By the time I made tea, the drama was over. The sky was normal again. I sipped my tea. Hot. Black. Sweet. Purely caffeine. Stepped carefully out on the deck, leaving footprints down the stairs to the unfinished pond. It was the one thing that hadn’t changed. Still without prospects of completion and filled with melting snow and an apron of animal tracks in the white dust.

I watched a different sunrise everyday that I was back.

On the thirteenth morning of my father’s passing low lying clouds settle in. While I slept, back home in India, there had been a gathering of family and friends, a large meal, food packets distributed to the home for the aged. An observance of my father’s life. My night, their day. The house, silent, emptied of a singular presence beyond all others.

I look out from my window at the valley below. The horizon is close. The DTC towers are nowhere in sight. In thirteen days, snow has fallen and melted several times already. Rooftops hunker down for the coming winter. Now the valley is filled with the tops of trees filtered by smoke, by mist. From my window in my valley full of shadows and stubbly evergreens, some 6000 feet above sea level, I observe too.
The sun has come up somewhere. I am sure of it.
The clouds register its passage.
I wait with bare feet on the four inch square standard beige tile, until the light shifts.
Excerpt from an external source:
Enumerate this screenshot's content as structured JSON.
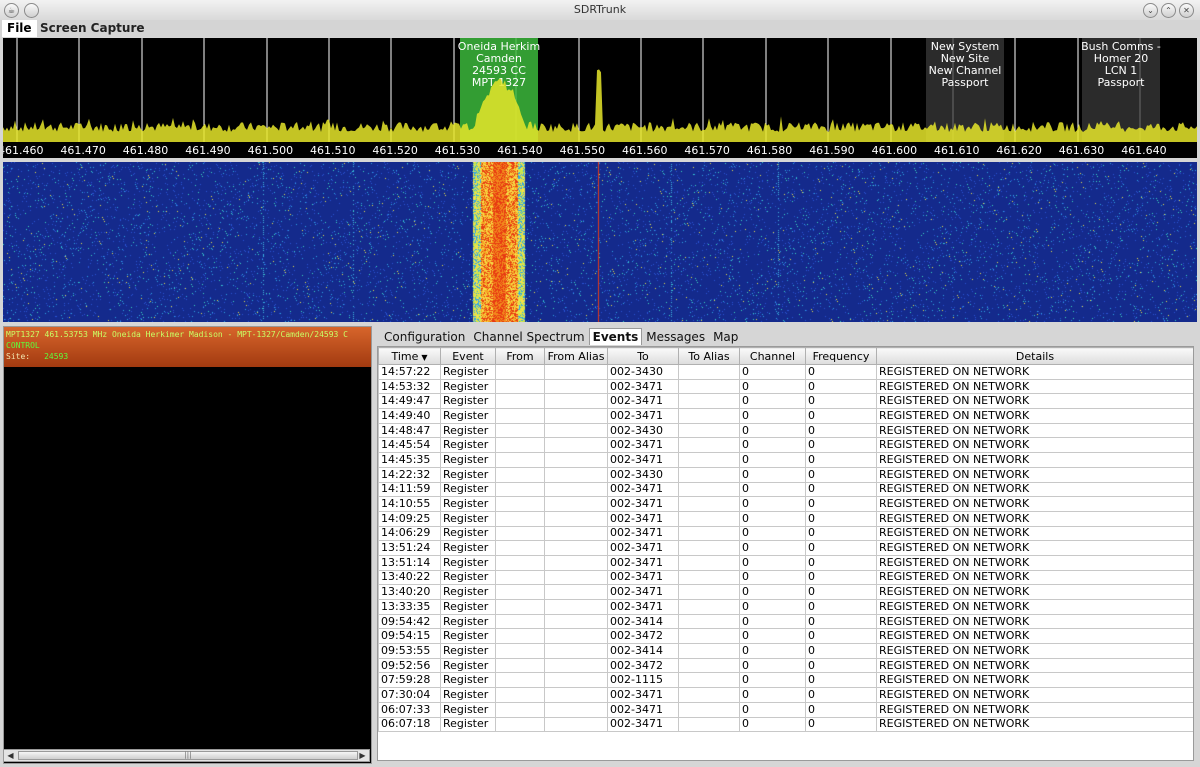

  1. Convergence sounds so much better
    than coincidence

    Remember a favorite high school phrase:
    Great minds think alike.

    I'll see your one blogspot and
    raise you one in June

    With You I Rejoice
    aka con-gratulate

  2. Beautiful, luscious writing of a poignant time. Thank you for this.

  3. Beautiful writing, Sangeeta. I did not know that your father had passed away. Great loss. Your beautiful memories of him will carry you along. Susan.

  4. Beautiful writing, Sangeeta--I was drawn into your experience of those mornings. Love the art too. So sorry about your father. In a way you are carrying on his life in your work.


  5. I too lost my father but its has been a few years. Thanks to an extensive computer phone frame in my living room, I see pictures of him flash by and they are so clear that I can almost feel the moment.
    Yes, sitting in the cramped Janata economy seat gives you time to reflect on times gone by. The last visit when I took out some dusty old photo albums and sat with him recounting people, places and things. There was a gleam in his eye and I felt we connected like never before. His passing was a relief (end of a painful existence) lined with guilt. Till today his Tie and watch are on my table. A quiet memory of a generation gone by.